You may be thinking, I don’t have a sport bike, why would I pay any attention to track days?
Dear reader, you haven’t lived until you’ve whacked open the throttle on your daily rider on a track. As Tony’s Track Day stickers say, “No cops, no cars, no limits!”
It’s not just about going fast. It’s about learning to control your machine through a variety of twists and turns, where you know there won’t be any sand, or police patrols, or left-turning SUVs in your path.
I rode one of Tony’s Non-Sportbike Track Days (on my Super Tenere) and I had a seriously fantastic time — not just from the thrill of going faster than I’d ever dare to on the street, but from the feeling after the track day of knowing my motorcycle so much better.
Track days will make you a better rider. You don’t need a sport bike to participate.
From Ed Conde, the guru who is behind the New England Riders group, are some clues that you will very much benefit from signing up for a track day. Can you identify with more than two of these?

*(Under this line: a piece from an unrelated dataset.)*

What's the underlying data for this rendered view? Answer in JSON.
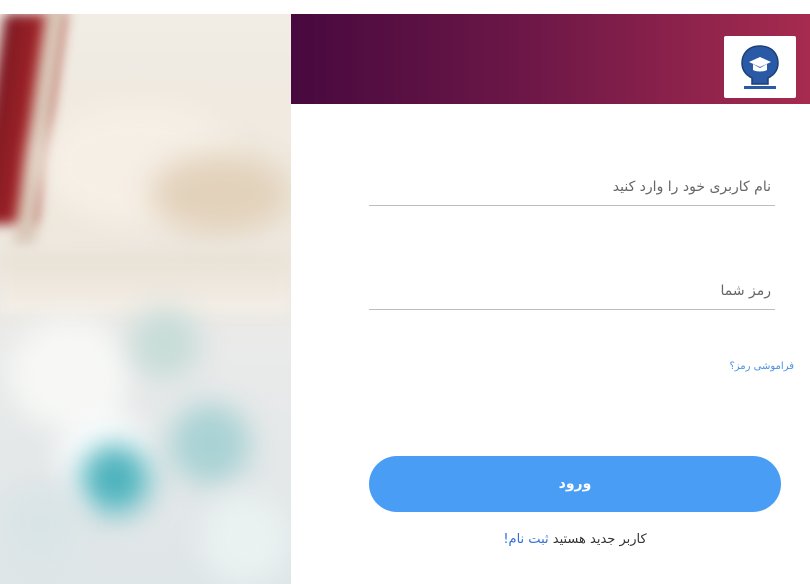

1) I like sweepers much more than twisties
2) The Cherohala is much better than the Dragon. The Dragon is too much work!
3) I have bad days riding and can not figure out why.
4) I sometimes go wide in turns and the only way that I know how to fix it is to go slow.
5) I sometimes have a line of cars backed up behind me. They are always so impatient!
6) I have a hard time visualizing the best line through a curve.
7) I sit upright on my bike and do not know how to lean with my bike to conserve lean angle and make steering easier.
8) I take longer to brake than I should.
9) I have trouble forcefully and consciously countersteering my bike in tighter turns.
10) I do not really know how to trail brake.
11) I am afraid to downshift when slowing from road speeds. My upshifts are also not smooth.
12) I am not sure what I should be doing with the throttle in a turn.
It’s always easier to go with people you know, and a track day buddy is the best. Are you a New Englander? Want to know more about track days? Ask away!